Records provided section start

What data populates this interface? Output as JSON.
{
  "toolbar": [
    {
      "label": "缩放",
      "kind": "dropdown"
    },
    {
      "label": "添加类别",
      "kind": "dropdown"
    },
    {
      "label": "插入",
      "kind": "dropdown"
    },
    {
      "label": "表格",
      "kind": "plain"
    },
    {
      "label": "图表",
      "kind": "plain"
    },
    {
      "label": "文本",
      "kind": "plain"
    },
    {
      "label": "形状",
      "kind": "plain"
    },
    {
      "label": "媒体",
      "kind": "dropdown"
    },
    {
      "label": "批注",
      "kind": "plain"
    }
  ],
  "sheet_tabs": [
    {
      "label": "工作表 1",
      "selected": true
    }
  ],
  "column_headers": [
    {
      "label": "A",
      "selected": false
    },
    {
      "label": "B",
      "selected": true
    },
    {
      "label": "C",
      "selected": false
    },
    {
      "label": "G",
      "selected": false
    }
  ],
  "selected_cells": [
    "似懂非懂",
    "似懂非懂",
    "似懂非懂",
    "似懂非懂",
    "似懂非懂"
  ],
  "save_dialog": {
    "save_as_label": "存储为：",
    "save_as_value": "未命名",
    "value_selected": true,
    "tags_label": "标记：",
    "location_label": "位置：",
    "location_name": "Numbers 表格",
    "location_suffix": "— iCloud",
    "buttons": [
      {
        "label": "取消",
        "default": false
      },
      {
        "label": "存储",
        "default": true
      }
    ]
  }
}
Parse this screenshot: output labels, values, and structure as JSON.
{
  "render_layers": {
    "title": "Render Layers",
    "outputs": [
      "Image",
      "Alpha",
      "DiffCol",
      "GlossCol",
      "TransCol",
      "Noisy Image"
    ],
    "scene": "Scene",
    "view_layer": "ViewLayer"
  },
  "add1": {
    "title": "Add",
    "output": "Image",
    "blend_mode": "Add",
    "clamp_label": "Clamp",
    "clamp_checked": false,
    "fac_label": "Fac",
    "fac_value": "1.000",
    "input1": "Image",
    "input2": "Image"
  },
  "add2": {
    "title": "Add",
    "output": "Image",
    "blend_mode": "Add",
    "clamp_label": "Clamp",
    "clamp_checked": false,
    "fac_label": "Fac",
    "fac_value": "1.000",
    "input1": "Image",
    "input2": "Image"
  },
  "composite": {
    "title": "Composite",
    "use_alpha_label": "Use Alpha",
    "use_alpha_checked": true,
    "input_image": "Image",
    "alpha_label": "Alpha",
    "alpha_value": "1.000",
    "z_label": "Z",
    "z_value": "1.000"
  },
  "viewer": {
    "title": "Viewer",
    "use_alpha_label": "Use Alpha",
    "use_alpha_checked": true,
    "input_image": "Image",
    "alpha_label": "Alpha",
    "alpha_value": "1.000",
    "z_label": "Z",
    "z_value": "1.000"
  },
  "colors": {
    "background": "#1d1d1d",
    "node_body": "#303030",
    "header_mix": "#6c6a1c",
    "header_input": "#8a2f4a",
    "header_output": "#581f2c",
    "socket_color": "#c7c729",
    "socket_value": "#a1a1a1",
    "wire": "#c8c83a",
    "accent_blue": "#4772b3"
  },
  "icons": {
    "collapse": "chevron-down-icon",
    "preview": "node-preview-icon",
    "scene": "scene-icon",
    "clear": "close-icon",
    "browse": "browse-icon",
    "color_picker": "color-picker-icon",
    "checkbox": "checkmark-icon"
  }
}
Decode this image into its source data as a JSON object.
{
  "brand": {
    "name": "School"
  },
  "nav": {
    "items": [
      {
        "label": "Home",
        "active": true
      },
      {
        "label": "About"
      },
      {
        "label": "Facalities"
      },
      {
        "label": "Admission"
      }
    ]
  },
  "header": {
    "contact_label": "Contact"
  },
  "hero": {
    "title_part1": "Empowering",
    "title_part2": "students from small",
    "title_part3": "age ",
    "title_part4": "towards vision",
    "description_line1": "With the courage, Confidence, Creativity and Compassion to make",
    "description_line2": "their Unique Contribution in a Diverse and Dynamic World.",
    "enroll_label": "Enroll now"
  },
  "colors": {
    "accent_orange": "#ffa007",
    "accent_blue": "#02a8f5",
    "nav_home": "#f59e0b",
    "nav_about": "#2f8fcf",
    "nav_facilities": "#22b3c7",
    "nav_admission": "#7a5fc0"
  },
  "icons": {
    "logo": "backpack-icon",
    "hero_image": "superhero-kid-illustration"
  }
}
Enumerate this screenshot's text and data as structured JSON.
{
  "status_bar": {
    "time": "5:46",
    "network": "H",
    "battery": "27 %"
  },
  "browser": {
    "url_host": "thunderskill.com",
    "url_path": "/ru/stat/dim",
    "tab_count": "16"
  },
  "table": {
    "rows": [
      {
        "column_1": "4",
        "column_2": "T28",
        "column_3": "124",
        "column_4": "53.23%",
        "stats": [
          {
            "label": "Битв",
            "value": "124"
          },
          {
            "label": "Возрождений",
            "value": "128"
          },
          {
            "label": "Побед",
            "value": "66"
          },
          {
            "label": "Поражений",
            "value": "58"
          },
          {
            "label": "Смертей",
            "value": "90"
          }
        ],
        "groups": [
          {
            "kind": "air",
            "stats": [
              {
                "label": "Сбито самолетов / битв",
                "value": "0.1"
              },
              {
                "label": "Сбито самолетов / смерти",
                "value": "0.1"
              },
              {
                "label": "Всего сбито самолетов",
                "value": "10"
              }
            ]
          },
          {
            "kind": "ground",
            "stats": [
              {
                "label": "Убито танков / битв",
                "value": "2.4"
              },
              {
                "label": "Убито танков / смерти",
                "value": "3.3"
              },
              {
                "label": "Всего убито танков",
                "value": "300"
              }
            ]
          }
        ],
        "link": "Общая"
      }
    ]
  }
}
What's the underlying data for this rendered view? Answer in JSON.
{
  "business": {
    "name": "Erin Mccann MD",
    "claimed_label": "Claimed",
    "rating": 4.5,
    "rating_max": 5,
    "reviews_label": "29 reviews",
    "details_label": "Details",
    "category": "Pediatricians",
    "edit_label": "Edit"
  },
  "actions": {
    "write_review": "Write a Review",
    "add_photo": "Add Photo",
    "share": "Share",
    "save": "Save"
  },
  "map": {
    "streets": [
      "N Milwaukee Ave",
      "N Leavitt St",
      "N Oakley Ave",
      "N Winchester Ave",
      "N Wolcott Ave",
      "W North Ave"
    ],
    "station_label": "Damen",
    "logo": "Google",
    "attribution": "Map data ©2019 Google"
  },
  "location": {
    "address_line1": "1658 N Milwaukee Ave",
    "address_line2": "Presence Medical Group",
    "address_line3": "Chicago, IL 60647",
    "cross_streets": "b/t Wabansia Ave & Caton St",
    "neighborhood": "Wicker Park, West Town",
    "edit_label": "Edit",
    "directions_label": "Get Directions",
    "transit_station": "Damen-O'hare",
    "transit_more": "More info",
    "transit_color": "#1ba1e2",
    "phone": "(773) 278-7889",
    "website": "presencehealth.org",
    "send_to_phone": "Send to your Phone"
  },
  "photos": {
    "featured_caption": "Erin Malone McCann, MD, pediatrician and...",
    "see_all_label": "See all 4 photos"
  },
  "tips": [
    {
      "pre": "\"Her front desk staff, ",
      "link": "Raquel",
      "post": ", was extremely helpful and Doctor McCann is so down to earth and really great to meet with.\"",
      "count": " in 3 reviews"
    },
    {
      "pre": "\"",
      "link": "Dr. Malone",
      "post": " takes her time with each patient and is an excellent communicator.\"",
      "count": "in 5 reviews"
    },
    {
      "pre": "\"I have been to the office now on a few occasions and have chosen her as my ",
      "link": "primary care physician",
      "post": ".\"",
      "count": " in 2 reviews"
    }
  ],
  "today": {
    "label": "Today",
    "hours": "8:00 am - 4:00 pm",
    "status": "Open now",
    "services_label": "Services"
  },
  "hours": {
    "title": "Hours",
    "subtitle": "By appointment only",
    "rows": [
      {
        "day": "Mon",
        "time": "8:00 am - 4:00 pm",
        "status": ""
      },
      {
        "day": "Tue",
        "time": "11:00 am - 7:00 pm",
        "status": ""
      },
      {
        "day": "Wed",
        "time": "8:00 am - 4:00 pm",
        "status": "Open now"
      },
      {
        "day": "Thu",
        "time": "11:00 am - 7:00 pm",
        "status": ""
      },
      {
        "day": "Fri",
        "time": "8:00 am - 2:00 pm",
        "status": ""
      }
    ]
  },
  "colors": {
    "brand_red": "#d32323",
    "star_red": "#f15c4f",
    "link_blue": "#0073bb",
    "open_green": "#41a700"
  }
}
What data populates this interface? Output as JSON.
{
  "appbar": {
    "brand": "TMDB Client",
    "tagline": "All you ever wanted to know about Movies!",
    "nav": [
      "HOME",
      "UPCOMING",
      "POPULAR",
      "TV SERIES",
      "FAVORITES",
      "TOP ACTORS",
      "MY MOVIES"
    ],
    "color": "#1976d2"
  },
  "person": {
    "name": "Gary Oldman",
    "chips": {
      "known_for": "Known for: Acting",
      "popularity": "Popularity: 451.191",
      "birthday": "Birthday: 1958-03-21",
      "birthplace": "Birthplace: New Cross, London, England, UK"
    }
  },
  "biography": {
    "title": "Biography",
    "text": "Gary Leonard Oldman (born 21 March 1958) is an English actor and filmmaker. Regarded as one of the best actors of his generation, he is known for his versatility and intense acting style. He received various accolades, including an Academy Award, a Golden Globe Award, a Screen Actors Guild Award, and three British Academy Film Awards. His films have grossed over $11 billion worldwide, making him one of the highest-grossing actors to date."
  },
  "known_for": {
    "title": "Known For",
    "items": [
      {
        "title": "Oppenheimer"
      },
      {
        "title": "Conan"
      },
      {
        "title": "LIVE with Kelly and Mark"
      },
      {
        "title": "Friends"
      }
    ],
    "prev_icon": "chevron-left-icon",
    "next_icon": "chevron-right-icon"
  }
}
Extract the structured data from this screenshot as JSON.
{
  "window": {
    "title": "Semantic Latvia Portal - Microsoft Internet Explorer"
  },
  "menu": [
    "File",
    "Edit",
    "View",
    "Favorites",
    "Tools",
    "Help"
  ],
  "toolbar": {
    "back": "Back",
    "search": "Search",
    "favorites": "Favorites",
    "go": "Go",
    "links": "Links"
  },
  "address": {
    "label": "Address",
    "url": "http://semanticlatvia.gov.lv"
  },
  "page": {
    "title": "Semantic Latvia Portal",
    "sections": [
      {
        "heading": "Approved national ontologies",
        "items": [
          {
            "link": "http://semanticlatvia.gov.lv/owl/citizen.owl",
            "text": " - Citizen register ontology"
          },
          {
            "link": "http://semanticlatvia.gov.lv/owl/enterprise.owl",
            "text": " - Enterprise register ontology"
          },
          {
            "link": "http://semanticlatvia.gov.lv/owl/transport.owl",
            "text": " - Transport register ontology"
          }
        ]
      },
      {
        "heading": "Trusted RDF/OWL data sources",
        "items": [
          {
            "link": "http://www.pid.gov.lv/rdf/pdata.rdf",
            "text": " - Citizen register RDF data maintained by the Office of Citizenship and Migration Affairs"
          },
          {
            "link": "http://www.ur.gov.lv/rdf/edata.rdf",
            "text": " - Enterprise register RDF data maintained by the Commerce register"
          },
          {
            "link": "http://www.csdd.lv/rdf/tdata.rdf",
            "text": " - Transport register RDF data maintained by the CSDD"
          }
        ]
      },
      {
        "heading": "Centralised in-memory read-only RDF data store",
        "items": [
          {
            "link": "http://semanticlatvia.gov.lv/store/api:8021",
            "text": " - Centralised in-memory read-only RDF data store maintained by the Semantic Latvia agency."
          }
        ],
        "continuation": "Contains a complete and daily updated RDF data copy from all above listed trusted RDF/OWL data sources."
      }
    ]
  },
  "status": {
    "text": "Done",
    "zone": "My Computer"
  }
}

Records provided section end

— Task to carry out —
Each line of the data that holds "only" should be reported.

— Completed task —
    "subtitle": "By appointment only",
        "heading": "Centralised in-memory read-only RDF data store",
            "text": " - Centralised in-memory read-only RDF data store maintained by the Semantic Latvia agency."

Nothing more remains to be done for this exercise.